Patent trolls like Sable proliferate because of a distorted incentive structure fueled by the astronomical costs associated with defending against even bogus patent claims. According to the 2019 Report of the Economic Survey by the American Intellectual Property Law Association, the median litigation cost for defending claims of patent infringement brought by a non-practicing entity through trial and appeal was staggering \$4,500,000 for big cases (i.e., cases with more than \$25 million at risk). Even for small cases that had less than $1 million at stake, the median defense cost was \$750,000.
Knowing that most defendants will settle at a percentage of their expected litigation costs long before infringement claims see the inside of a courtroom, patent trolls see only upside from each additional lawsuit they file. Their business model is built around filing as many lawsuits as possible regardless of the strength of their legal claims, because they know most defendants will pay to settle before the merits of their case are put to the test. They therefore take vague technology patents issued years ago and apply them as broadly as imaginable to new technologies and new companies. Most of these trolls are non-practicing entities who don’t have their own products in the marketplace but merely exist to extract a tax on other companies.
After declining in numbers for a few years, patent lawsuits were up last year about 12% over 2019, and increased activity by non-practicing entities buying patents suggested even further growth among such lawsuits in the future. The Electronic Frontier Foundation observed similar increases in patent troll filings in 2020, highlighted a case where one patent troll decided that the middle of a pandemic was a good time to sue a company that makes COVID-19 tests, and noted that “some patent owners actually saw the rise of the COVID-19 health emergency as a business opportunity.” This trend is showing no signs of slowing down — according to a recent report, there was a 43.3% increase in patent litigation in Q1 of 2021 compared to the same period a year ago, and non-practicing entities had their busiest Q1 since 2015, fueled by the litigation finance industry that is flush with capital.

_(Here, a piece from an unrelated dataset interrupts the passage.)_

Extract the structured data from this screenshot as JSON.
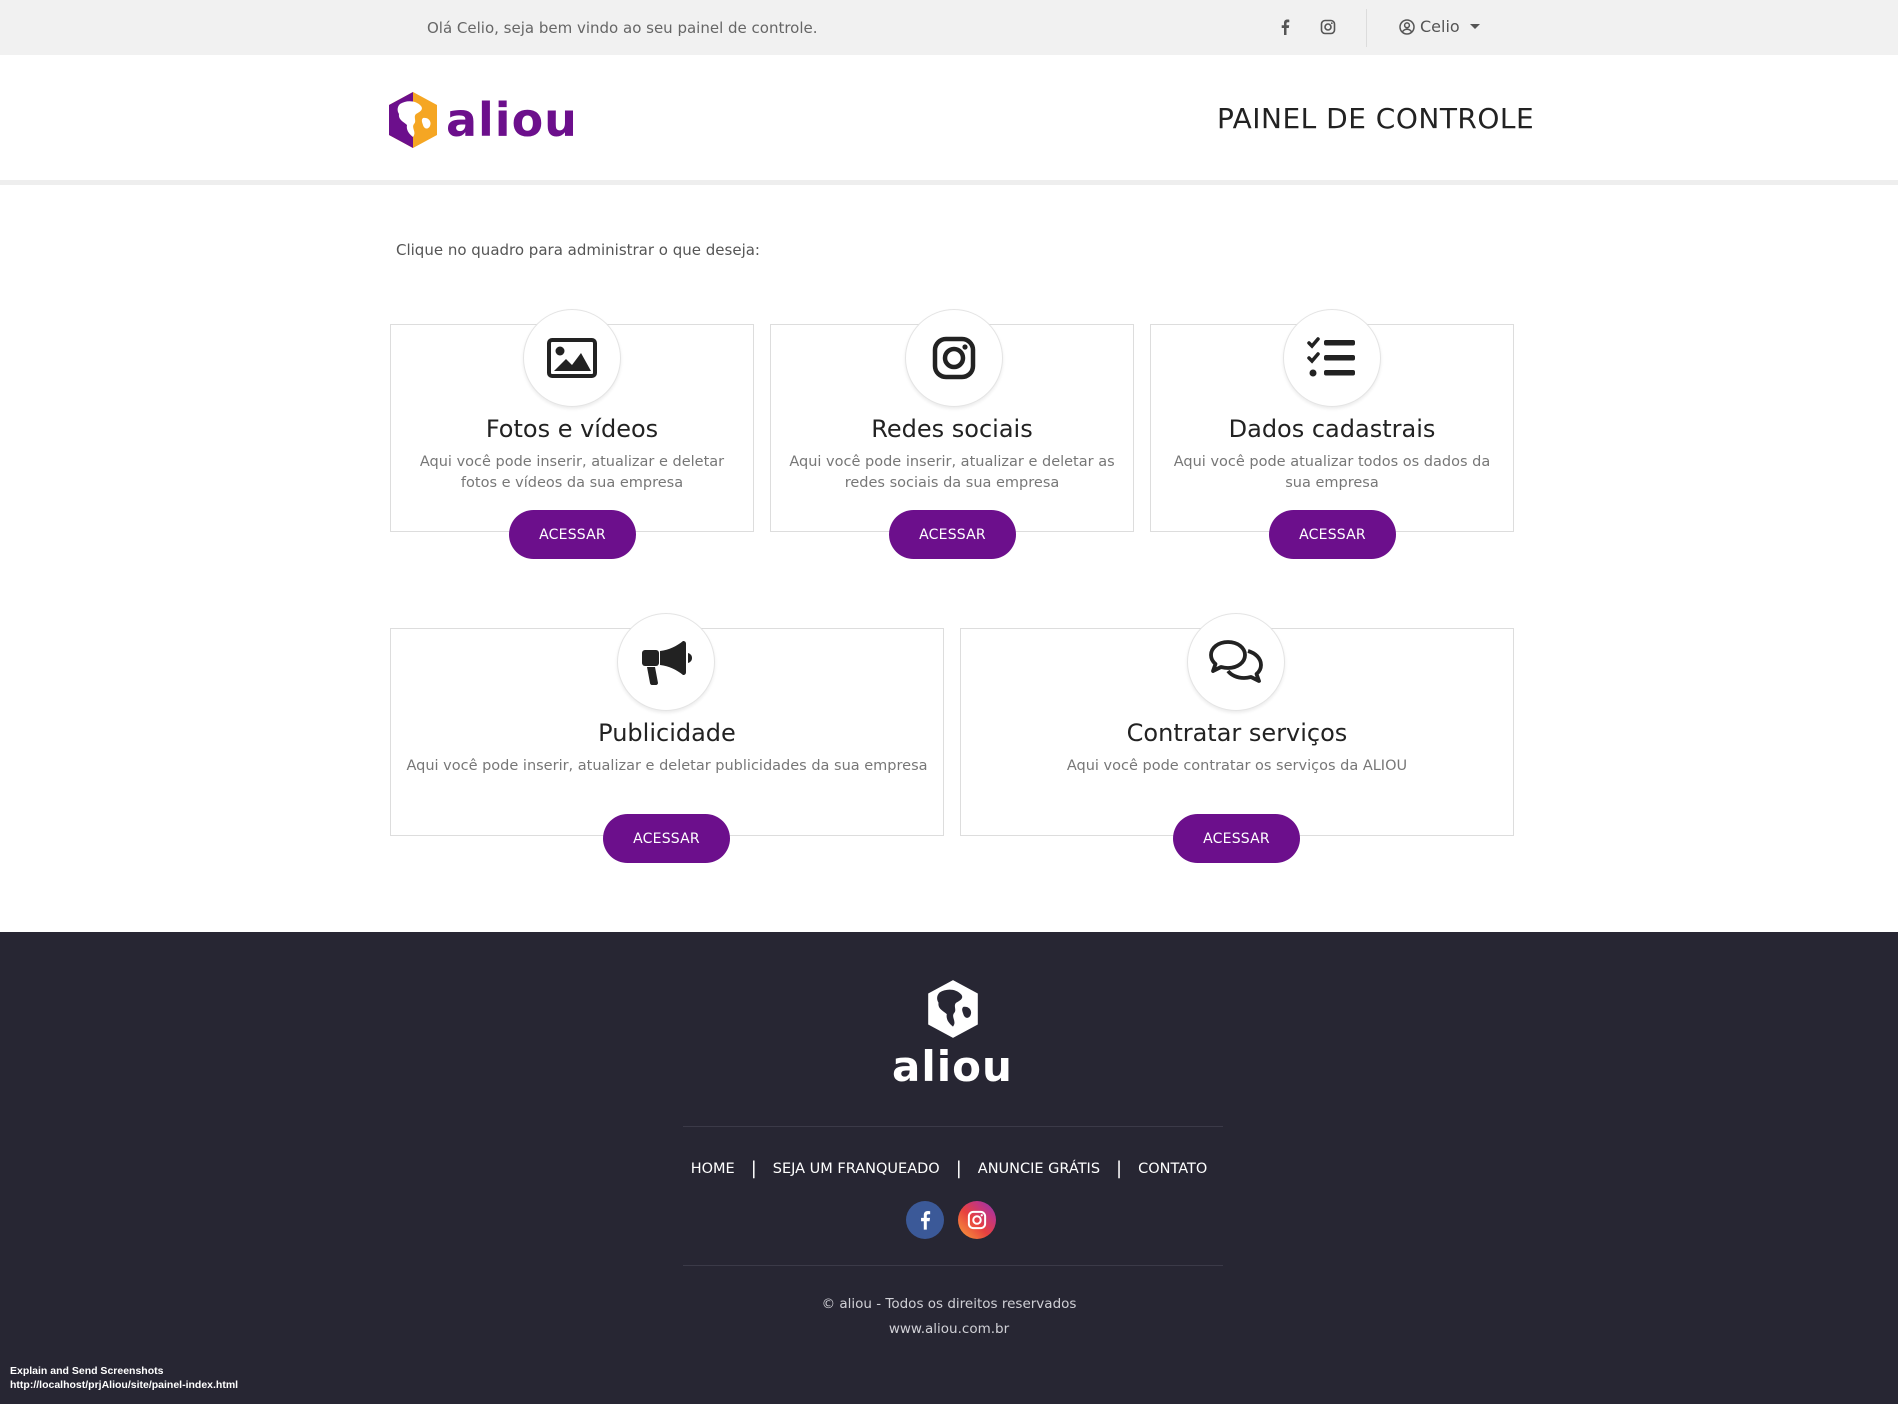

To reaffirm what we’ve always said: Cloudflare is a strong supporter of the patent system. The 160+ patents we’ve been issued to date give us the ability to run our business with confidence by marketing and providing our services around the world, innovating on our existing products, and developing new products. But patent trolls live in a world where they allege fictional potential uses of their patents without having to make the investment to hire and pay employees or identify and satisfy the demands of the marketplace. Project Jengo is intended to address this distorted incentive structure by imposing real costs on the filing of meritless patent lawsuits. With your help, we can again send the message that by filing the wrong case, patent trolls risk losing not just a single lawsuit but a whole lot more.
We hope you’re all rested and ready to begin again the hunt for prior art!